Worcester is only taking up the first part of the resolution:
But Pulskamp says other towns have added local goals.
Annie D’Olivo heads up the citizen environmental group Earth Matters, in Manchester. Her group is working with volunteers and select boards to get the resolution on the ballot in eight towns in the southwestern part of the state.
She says those resolutions include encouraging the weatherization of town and school buildings.
"Some places in Vermont, the resolution included green transportation," says D'Olivo. "And we would have liked to have done that, but most of the select boards decided that that might be one step too many, so we’ve tried to keep it moderate so that we would appeal to most people and get the major things through."
The resolutions are advisory – they don’t bind the towns to taking specific actions. But Pulskamp says she hopes the local discussions will send a message to the state. And, she says, the resolutions will jumpstart conversations on the local level.
"It’s not a done deal once it passes in the towns on Town Meeting Day; then there's a lot more to do." — Jaiel Pulskamp, 350 Vermont organizer
Even before Town Meeting Day, those conversations have already started, as volunteers like D’Olivo meet with select boards and canvas for signatures. Some town select boards agreed to put the resolution on the warning.
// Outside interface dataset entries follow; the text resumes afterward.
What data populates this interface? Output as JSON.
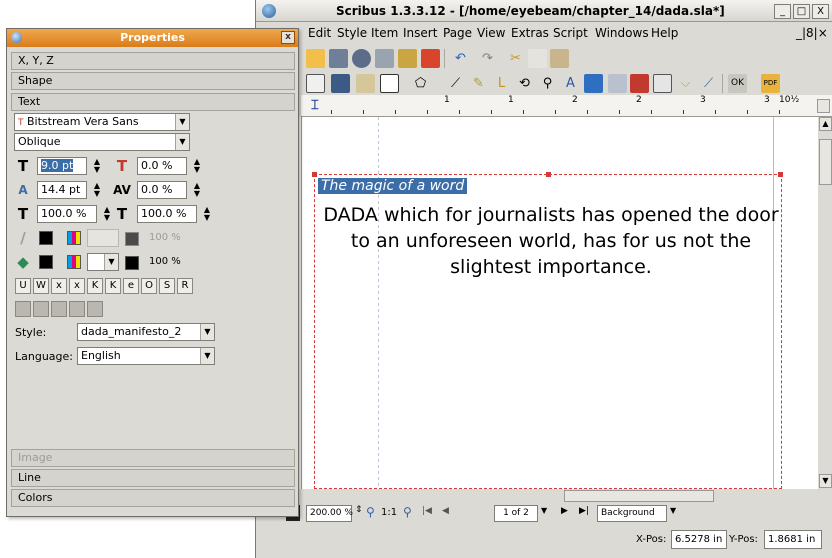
{
  "main_window": {
    "title": "Scribus 1.3.3.12 - [/home/eyebeam/chapter_14/dada.sla*]",
    "controls": {
      "minimize": "_",
      "maximize": "□",
      "close": "X"
    },
    "menu": [
      "Edit",
      "Style",
      "Item",
      "Insert",
      "Page",
      "View",
      "Extras",
      "Script",
      "Windows",
      "Help"
    ],
    "menu_right": "_|8|×",
    "ruler_labels": [
      "1",
      "1",
      "2",
      "2",
      "3",
      "3",
      "10½"
    ]
  },
  "document": {
    "selected_text": "The magic of a word",
    "body_text": "DADA which for journalists has opened the door to an unforeseen world, has for us not the slightest importance."
  },
  "statusbar": {
    "zoom": "200.00 %",
    "zoom_ratio": "1:1",
    "page": "1 of 2",
    "layer": "Background",
    "x_label": "X-Pos:",
    "x_value": "6.5278 in",
    "y_label": "Y-Pos:",
    "y_value": "1.8681 in"
  },
  "properties": {
    "title": "Properties",
    "close": "x",
    "tabs_top": [
      "X, Y, Z",
      "Shape",
      "Text"
    ],
    "font": "Bitstream Vera Sans",
    "style_variant": "Oblique",
    "font_size": "9.0 pt",
    "line_spacing": "14.4 pt",
    "char_width": "100.0 %",
    "baseline_offset": "0.0 %",
    "tracking": "0.0 %",
    "char_height": "100.0 %",
    "stroke_shade": "100 %",
    "fill_shade": "100 %",
    "style_label": "Style:",
    "style_value": "dada_manifesto_2",
    "language_label": "Language:",
    "language_value": "English",
    "tabs_bottom": [
      "Image",
      "Line",
      "Colors"
    ]
  }
}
In other towns, volunteers had to gather signatures from at least 5 percent of the voters.
And D’Olivo says, in Manchester, the message has been well received so far.
"There were very, very few people who refused to sign," she says of the petitions. "I think I could break-out them on one hand."
And Pulskamp says passing the resolution on Town Meeting Day is just the first step for towns committed to the cause.
"It’s not a done deal," she says, "once it passes in the towns on Town Meeting Day; then there’s a lot more to do – meeting with energy committees, you know, creating an enhanced energy plan. For those towns that don’t have energy committees, they should form one. And yeah, so it’s a process."
Pulskamp says the process will start all over again next year, when 350 Vermont plans to get the resolution on the warning in even more towns.
Update 9:30 p.m. A photo caption was edited to adjust Pulskamp's job title.